This story makes my skin crawl. Not only are the citizens denied tickets, but nobody in charge seems to know anything about a "list". Yeah, right. The Bushies have been controlling access to their man for years, because he can't take criticism. Sad. The one bright spot of this story is that what once would have been reported in only the local news now can travel around the world to millions of people, thanks to dedicated bloggers. Bloggers of the world unite!!


Notes from our Mexican vacation

I've been thinking about the best way to write about our fantastic vacation to Mexico this week past. I've decided to try somewhat of a chronological log of our activities, along with some commentary, and lump it into this one blog entry. Thus, I will be updating this entry over time, since I am certain not to finish describing our weeklong vacation in one sitting. Also, this entry will become long. It's main purpose is to chronicle what we did on vacation, and what we (primiarly I) thought about it. If it becomes boring at times, forgive me, and please move on to more exciting frontiers of Blogistan.

Sunday, January 23, 2005
I have to admit that, on this day, I was more excited about the AFC Championship game between the Steelers and Patriots, scheduled to kickoff at 5:30, than I was about vacation. I attended mass alone, where I was scheduled to read. When I arrived back home, Sharon, Lynae and Dominic were all packed and ready to go. I had to put the car top carrier on t…

A list of things in my wallet....

I am often accused of having a George Costanza type wallet, where the seams come ripping apart as I try to stuff it into my back pocket. I thought this would be a fun blog entry, and also a good way to thin out my wallet. I've been on a "clean-sweep" rampage lately, trying to thin out the extra "things" in my life in an effort to be more simplified. My wallet contents, on 2/3/05 (things in bold I am throwing away):

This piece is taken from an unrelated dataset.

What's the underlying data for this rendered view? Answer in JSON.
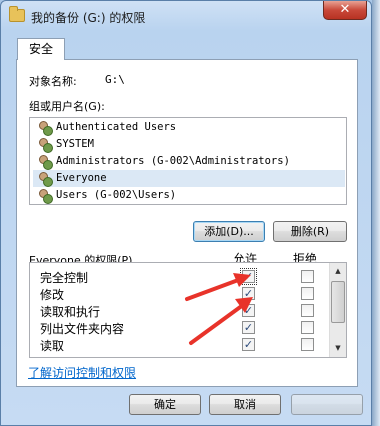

My Bank of America debit cardMy Missouri Driver LicenseMy entertainment book membership card, valid through Nov. 1 2005My Lumenos Health Care Insurance card for 2005My Blockbuster Rewards cardAn entertainment book membership card, valid through Nov. 1 2004My Sears cardMy Community Blood Center card (I'm O+)My State of Iowa Hunter Education Certificate (issued on 10/25/84!)A United Wat Caring Club member card, valid through 12/31/04My Mid-Continent Public Library cardA picture of Dominic from the day of Todd Smith's weddingMy social security c…

Dust in the Wind

There are few events that reveal our insignificance as much as returning to a corporate job after a week of vacation. It is somewhat disconcerting to find that the company can, indeed, survive for an entire week without you. I'm aware that this is not true for all jobs--some people are indeed indispensable to their workplaces. However, these people are few and far between.

To me, this realization is empowering rather than discouraging. Knowing that I am but a grain of sand on the beach of the universe leads me to concentrate on the most important and stable areas of my life: family, health and faith, for example.